Shamanic Christianity: The Direct Experience of Mystical Communion
By Bradford Keeney
Rochester, VT: Destiny Books, 2006
Review by Carl McColman
After all, I’m the guy who calls himself “the Druid with a Rosary.” My spiritual identity is significantly linked to exploring ways to integrate Christianity with various forms of earth-based wisdom. So obviously, a book on shamanic Christianity sounded like just the kind of book I would love.
But this is not a book on shamanic Christianity. It’s just another tired pop-psychology treatment of ho-hum spiritual ideas and exercises, marketed under the generic term of “shamanism” and given just enough Christian window-dressing to justify its title. What you get for your fifteen bucks is a book that fails both as an exploration of shamanism and as a study of Christian spirituality. Dear reader, you would do far better to get your hands on Michael Harner’s Way of the Shaman and Evelyn Underhill’s Mysticism; read them concurrently and let your imagination do the talking. At least then, you’d have decent material from which to launch your own spiritual exploration of Christian/shaman cross-breeding. And if you can’t figure out how to integrate the two, read Matthew Fox.
But if you decide you really want to read this book, what you’re going to get is a series of “Lost Teachings” that presents a series of stories (ranging from the whimsical to the absurd) which combine an element of Christian spirituality with a shamanic principle. A “lost parable” deepens each shaman-Christian connection, leading into an exercise to help you integrate the teaching into your own practice. So, for example, one chapter suggests that Jesus walked at one point among the Ojibway, where he learned to run (and howl) with the wolves; another chapter gushes about how the Virgin Mary’s greatest desire is to bake yummy little cakes so that people will taste a bit of heaven when they eat them. Further chapters take aim at Francis of Assisi, the Celtic saints, Hildegard of Bingen, and even the Shakers.
The second part of the book consists of “Lost Directives” where you can get all sorts of helpful shamanic hints for dealing with anger, fear, boredom, worry, and other annoying little problems that prevent us from having lots of fun all the time. While occasionally the author manages to offer something that seems to have a bit of merit (the exercise on “finding your lost temper” might actually help diffuse real anger with wacky humor. Hey, it’s worth a try), I remain unpersuaded that any of this cloying pop-psychology has any necessary relationship with shamanism, let alone Christianity.

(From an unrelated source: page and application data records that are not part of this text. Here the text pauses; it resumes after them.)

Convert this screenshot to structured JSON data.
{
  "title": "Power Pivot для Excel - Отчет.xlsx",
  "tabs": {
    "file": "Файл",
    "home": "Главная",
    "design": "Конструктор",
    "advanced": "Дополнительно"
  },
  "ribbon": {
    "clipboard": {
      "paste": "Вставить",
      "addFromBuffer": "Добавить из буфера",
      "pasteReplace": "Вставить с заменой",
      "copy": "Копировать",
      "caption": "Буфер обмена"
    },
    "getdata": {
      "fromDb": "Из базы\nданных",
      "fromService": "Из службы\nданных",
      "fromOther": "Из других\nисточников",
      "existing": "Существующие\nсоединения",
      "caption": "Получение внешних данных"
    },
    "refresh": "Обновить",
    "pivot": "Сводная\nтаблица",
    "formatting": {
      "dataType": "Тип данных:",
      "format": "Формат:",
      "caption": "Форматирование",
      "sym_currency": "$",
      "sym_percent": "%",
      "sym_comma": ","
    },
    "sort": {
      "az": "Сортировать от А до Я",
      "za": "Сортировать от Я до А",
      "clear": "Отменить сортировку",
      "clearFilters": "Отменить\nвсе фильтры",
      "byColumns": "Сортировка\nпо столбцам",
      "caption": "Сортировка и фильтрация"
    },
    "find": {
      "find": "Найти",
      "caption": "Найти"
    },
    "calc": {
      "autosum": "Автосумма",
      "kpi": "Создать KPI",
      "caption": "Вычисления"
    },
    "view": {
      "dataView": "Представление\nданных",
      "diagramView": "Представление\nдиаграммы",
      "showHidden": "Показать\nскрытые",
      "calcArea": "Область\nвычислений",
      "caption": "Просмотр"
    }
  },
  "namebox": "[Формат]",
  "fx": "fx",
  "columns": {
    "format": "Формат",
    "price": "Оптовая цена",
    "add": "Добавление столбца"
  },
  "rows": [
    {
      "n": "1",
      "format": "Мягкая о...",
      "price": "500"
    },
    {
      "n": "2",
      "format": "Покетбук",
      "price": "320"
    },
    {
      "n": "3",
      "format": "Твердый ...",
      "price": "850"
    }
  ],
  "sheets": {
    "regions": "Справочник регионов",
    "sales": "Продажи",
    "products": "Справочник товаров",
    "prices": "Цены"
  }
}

The author appears to be a bit of a coyote, but one who thinks that all shamanism must be silly and playful in order to be authentic. Wiseguy comments like “True Christian shamans value the ridiculous as much as they aspire to enter the mystical visions of heaven. No quaking laughter, no entry into the biggest mysteries” and “shamanic tricksters… meet seriousness with absurdity and comedic improvisation” dance through this book. But Keeney beats this drum to the point where it seems that he’s just set up yet another tired dualism: silliness and absurdity is good, earnestness and seriousness is not so good. Meanwhile, even his silliness betrays the original meaning of that word (it comes from a Germanic root that connotes a sense of being blessed) and winds up feeling more like nonsense than anything truly useful to either the theorist or would-be practitioner of shamanic Christian mysticism.
I suspect that this book will be read more by shamanic wannabes who are trying to figure out why Jesus won’t let go of them, than by mainstream Christians who are looking for compelling new dimensions to their faith. For all of Keeney’s efforts to come across as hip and playful, at times he sounds rather shrill and lacking in the most important of Christian qualities: love. After all, those who take their faith too seriously often do so because they think it’s the loving thing to do. Rather than gently tease them out of their self-imposed prison of dour religiosity, Keeney basically goes after the jugular. And maybe that’s “shamanic” (whatever that means), but it’s a rather poor expression of Christianity.
In the introduction to the second part of the book, Keeney makes the following very revealing declaration: “Should you find yourself wondering what is the point of an exercise, remind yourself that one of the points is to plunge you into a new experiential territory that bankrupts your habituated ways of making meaning… This is intended to be a baptism into sacred absurdity, part of the matrix for shamanic transformation.” In other words, he has thrown in his pennies with all the other legions of new age and pagan and shamanic and various other post-modern earthy-types who, in reacting against the rationalistic heritage of the modern era, have lionized the irrational (the “sacred absurdity” in Keeney’s words) as the only true gateway to the mystical. But this is a salient example of what Ken Wilber calls the “pre/trans fallacy.” In other words, true mystical awakening can only come when consciousness transcends mere rationality, and engages in a trans-rational state of being. But far too many spiritual hipsters, recognizing the inherent limitations of rationality but blind to the true trans-egoic demands of the Spirit, make the mistake of thinking that pre-rational modes of consciousness are all that is necessary to achieve enlightenment. So we can play at being tricksters and absurdists and we can run around in the woods howling at the moon, just like Keeney suggests Jesus did. Of course, if you’d rather be a shamanic Buddhist, just substitute Siddhartha for Jesus. And all it takes to be enlightened is simply to pretend that it’s so. After all, the only thing that matters is to trade what is rational for what is absurd…
Our world needs powerful, deeply-rooted, ethically nuanced explorations of ways to integrate the mystical wisdom of the monotheistic faith traditions with the earth-positive lore of indigenous spiritualities. But this book doesn’t come close. Its feel-good “teachings” would quickly bore a student of John of the Cross or even Black Elk. Think Silver Ravenwolf with a rattle in one hand and a cross in the other. Don’t say I didn’t warn you.